To tunnel IP traffic over a mesh we need more than just MSP, we need some sort of port-forwarding between IP and MSP, in other words a protocol converter.  We also need a proxy server, and ideally, some sort of access control mechanism to decide who can use the service.  It would also be great to have an automatic service discovery mechanism.

Jeremy has implemented all of these things, as can be seen in the video below.

Talking about the access control, one of the nice things about the Serval overlay mesh protocols is that node addresses are public keys.  This means that you can reliably limit services to a particular node, just by filtering on network address, because no one can spoof the network address of any other party.

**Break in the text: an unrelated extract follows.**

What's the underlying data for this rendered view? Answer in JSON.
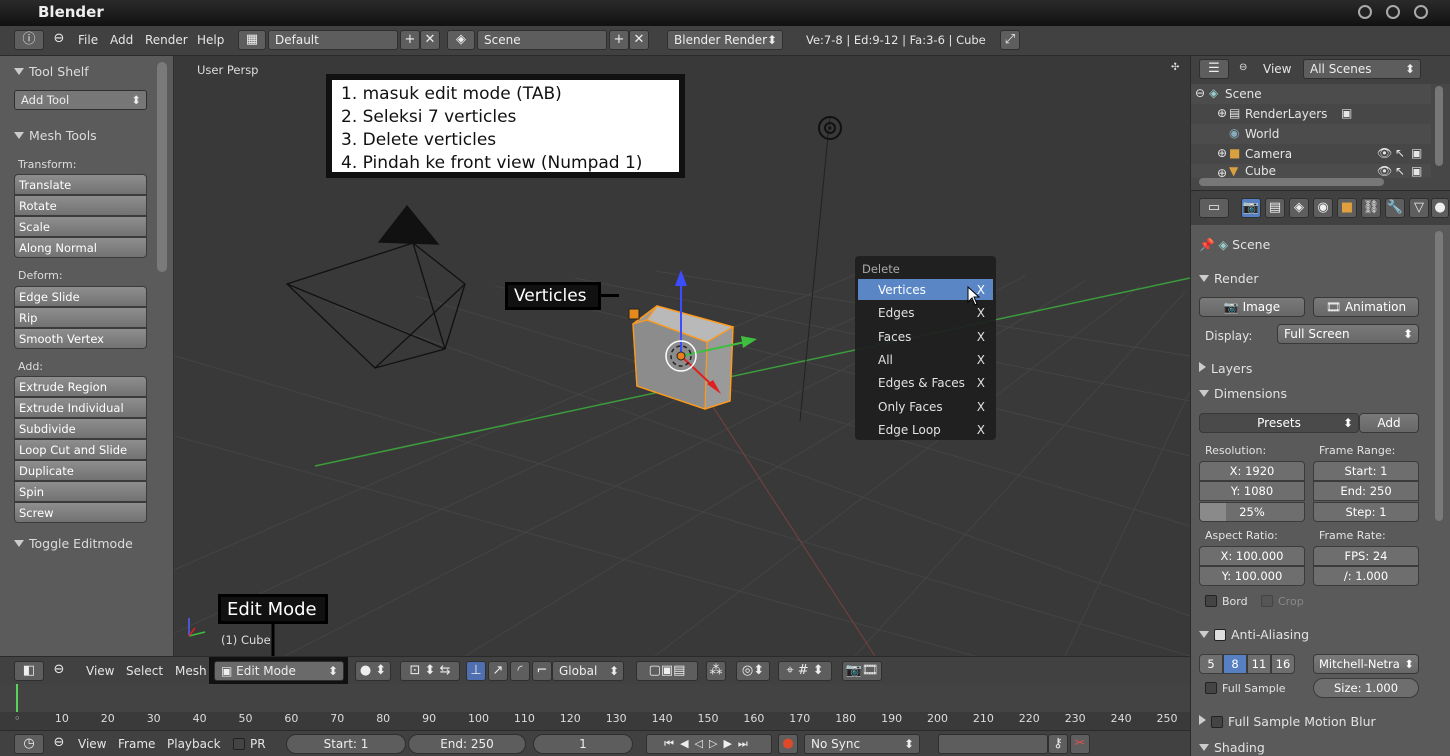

Another happy side effect is that all traffic over the tunnel is automatically end-to-end encrypted.  As can be seen in the video, there is nothing the user needs to do in order to get the encryption.

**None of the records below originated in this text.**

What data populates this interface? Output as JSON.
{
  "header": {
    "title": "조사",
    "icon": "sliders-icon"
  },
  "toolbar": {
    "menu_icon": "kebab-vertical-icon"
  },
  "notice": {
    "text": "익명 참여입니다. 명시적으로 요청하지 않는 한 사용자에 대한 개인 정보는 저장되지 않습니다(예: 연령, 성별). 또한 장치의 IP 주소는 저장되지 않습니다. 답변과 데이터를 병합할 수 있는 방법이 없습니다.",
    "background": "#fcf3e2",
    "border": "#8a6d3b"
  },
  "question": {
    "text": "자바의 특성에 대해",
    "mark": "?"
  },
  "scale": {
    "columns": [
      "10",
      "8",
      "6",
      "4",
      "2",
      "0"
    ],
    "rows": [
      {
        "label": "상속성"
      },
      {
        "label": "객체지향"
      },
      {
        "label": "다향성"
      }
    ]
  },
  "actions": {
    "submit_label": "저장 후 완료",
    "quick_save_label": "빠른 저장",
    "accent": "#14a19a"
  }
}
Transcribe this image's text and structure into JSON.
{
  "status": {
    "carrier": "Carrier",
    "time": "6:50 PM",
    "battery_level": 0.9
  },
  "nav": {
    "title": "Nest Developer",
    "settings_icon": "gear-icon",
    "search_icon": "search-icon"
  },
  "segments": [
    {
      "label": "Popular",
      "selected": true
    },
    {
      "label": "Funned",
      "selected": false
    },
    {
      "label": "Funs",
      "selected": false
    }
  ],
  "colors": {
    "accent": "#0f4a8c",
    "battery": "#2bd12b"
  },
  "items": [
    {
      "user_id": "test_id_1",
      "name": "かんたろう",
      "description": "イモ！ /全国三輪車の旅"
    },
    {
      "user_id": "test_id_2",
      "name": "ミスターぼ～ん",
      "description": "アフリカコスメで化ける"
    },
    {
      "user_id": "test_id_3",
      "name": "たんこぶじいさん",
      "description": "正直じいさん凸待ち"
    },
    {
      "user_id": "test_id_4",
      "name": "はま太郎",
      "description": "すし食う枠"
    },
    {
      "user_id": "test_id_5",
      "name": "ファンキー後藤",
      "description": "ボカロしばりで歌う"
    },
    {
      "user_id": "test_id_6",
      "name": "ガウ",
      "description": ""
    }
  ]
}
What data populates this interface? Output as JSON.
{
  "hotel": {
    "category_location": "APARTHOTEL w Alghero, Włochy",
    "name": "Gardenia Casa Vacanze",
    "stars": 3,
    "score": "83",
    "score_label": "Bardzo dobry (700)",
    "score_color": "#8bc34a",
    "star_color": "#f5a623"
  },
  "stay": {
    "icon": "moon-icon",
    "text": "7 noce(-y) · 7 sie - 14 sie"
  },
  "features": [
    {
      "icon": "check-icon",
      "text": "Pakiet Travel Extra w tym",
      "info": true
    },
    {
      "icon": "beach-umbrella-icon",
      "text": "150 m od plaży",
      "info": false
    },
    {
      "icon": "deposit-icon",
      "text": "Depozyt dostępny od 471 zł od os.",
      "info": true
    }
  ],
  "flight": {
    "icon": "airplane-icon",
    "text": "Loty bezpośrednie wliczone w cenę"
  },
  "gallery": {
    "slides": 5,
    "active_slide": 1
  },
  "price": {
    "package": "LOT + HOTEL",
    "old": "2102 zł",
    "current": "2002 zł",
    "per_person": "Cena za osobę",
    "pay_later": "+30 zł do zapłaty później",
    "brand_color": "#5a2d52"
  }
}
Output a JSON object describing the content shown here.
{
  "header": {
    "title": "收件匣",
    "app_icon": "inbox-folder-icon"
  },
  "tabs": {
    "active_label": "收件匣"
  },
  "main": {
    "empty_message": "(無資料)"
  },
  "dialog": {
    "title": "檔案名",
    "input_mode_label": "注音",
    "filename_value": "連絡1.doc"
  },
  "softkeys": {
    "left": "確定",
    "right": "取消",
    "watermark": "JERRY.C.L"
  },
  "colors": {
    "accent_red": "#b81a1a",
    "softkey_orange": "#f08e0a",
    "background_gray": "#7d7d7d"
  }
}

Friday, May 23, 2014

Stopping Samsung Galaxy S2 data partition filling up

We have a number of Galaxy S2's that we use for Serval.  Some of those we keep "stock", so no root or anything fancy, for testing Serval Mesh on. The one of those I use as my day-to-day phone has recently been filling up the internal storage so that I couldn't install even small apps, even though I had very little installed on the phone.

After a bit of digging around, I discovered that this can be fixed by dialling *#9900# and then choosing the option to delete logcat.  Suddenly my phone was back to having 1.6GB of free space on the internal storage :)

Hopefully this will help others who encounter the same problem.

Thursday, May 1, 2014

Humanitarian UAVs

A good friend pointed me to this blog post this morning about the use of UAVs in Humanitarian contexts:

This is something that we have been thinking about for a while, and talking to a few folks about, including Patrick (the author of the blog).

We agree that Serval's store-and-forward Rhizome file distribution service seems a good fit for this kind of use case.  It would allow UAVs to opportunistically transfer data between them while in flight whenever they were able, and similarly to opportunistically and automatically downlink data whenever in range of a suitable base station (which could just be a mobile phone someone is carrying).

All up, this could make it very feasible to collect imagery, cellular signal strength maps and other useful data in a fairly automatic and continuous basis, especially if combined with some intelligent flight control and coordination software.

Sunday, April 13, 2014

The DARPA Spectrum Challenge is interesting

The DARPA Spectrum Challenge was held last week.  This is an interesting event encouraging innovation in using spectrum much more efficiently.

This is one of those events where it would have been nice to have been there, and talk to some of the people involved in the various entries.

The technologies being developed have huge potential impact for "unlicensed" (really public licensed) spectrum, both existing and future.

Perhaps the biggest outcome was the further validation that cooperating radios can share spectrum, without any central authority or database.  Of course, we already knew that, but this is an extra data point to give regulators courage to make TV white space and other shared spectrum resources available for general use.

Sunday, March 23, 2014

Imitation is the best form of flattery

Recently Jeremy and I attended RightsCon 2014.  Among a variety of good things we were able to do and good people to meet with, we caught up with Miles, who has replicated our Mesh Extenders using the open documentation we have created.  While we know the documentation can always be better, it was pleasing that there was enough information for Miles to be able to replicate our work.  You can see our yellow mesh extender next to the one that Miles built himself.  Hopefully this is the first of many replications of our work.  Thanks again Miles for all your work on this and other things!